**TASK DIRECTIONS**. Check each line of the records below for the word "after" and copy those where it appears.

START THE DATA

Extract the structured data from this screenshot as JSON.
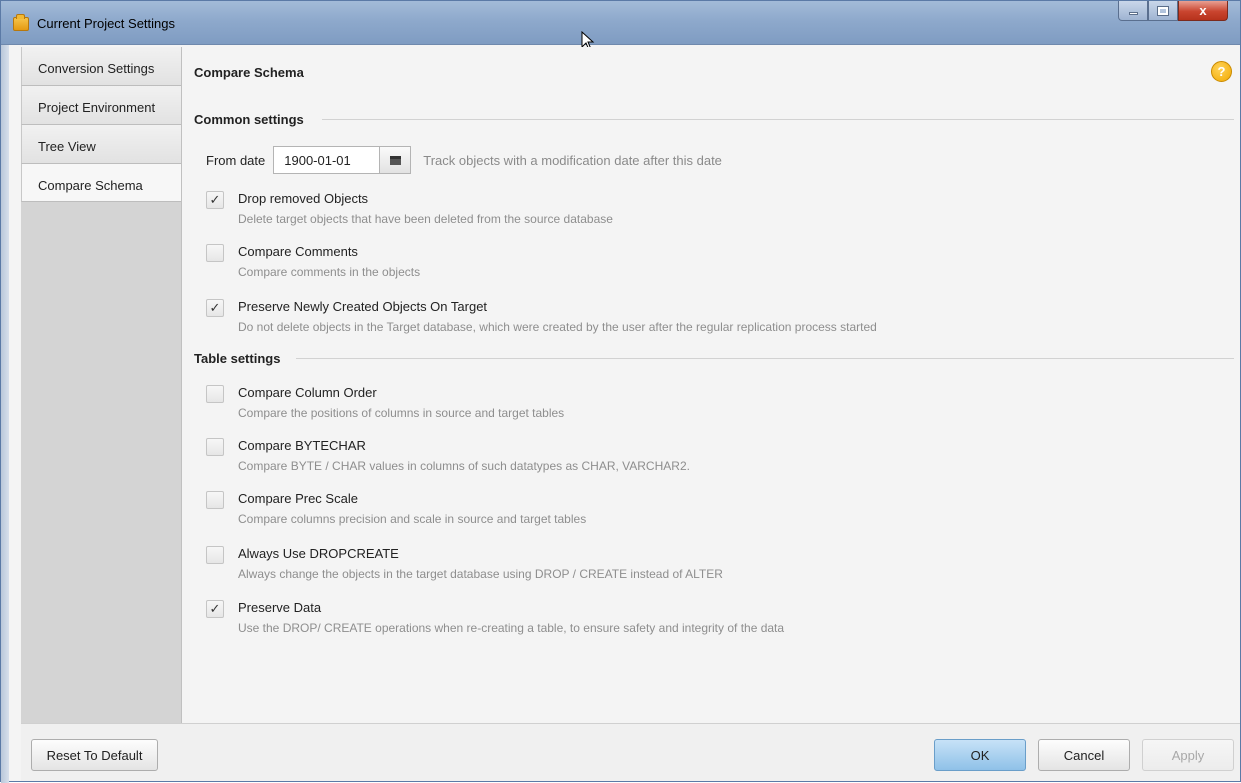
{
  "window": {
    "title": "Current Project Settings",
    "controls": {
      "minimize": "",
      "maximize": "",
      "close": "x"
    }
  },
  "sidebar": {
    "items": [
      {
        "label": "Conversion Settings",
        "active": false
      },
      {
        "label": "Project Environment",
        "active": false
      },
      {
        "label": "Tree View",
        "active": false
      },
      {
        "label": "Compare Schema",
        "active": true
      }
    ]
  },
  "content": {
    "title": "Compare Schema",
    "help_icon": "?",
    "common": {
      "header": "Common settings",
      "from_date": {
        "label": "From date",
        "value": "1900-01-01",
        "hint": "Track objects with a modification date after this date"
      },
      "options": [
        {
          "label": "Drop removed Objects",
          "desc": "Delete target objects that have been deleted from the source database",
          "checked": true
        },
        {
          "label": "Compare Comments",
          "desc": "Compare comments in the objects",
          "checked": false
        },
        {
          "label": "Preserve Newly Created Objects On Target",
          "desc": "Do not delete objects in the Target database, which were created by the user after the regular replication process started",
          "checked": true
        }
      ]
    },
    "table": {
      "header": "Table settings",
      "options": [
        {
          "label": "Compare Column Order",
          "desc": "Compare the positions of columns in source and target tables",
          "checked": false
        },
        {
          "label": "Compare BYTECHAR",
          "desc": "Compare BYTE / CHAR values in columns of such datatypes as CHAR, VARCHAR2.",
          "checked": false
        },
        {
          "label": "Compare Prec Scale",
          "desc": "Compare columns precision and scale in source and target tables",
          "checked": false
        },
        {
          "label": "Always Use DROPCREATE",
          "desc": "Always change the objects in the target database using DROP / CREATE instead of ALTER",
          "checked": false
        },
        {
          "label": "Preserve Data",
          "desc": "Use the DROP/ CREATE operations when re-creating a table, to ensure safety and integrity of the data",
          "checked": true
        }
      ]
    }
  },
  "footer": {
    "reset": "Reset To Default",
    "ok": "OK",
    "cancel": "Cancel",
    "apply": "Apply"
  },
  "icons": {
    "app": "folder-icon",
    "calendar": "calendar-icon",
    "help": "help-icon",
    "check": "check-icon"
  },
  "colors": {
    "titlebar": "#8ea9cc",
    "primary_button": "#8fc1e8",
    "help": "#f2a900"
  }
}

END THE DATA

**COMPLETED EXERCISE**.
        "hint": "Track objects with a modification date after this date"
          "desc": "Do not delete objects in the Target database, which were created by the user after the regular replication process started",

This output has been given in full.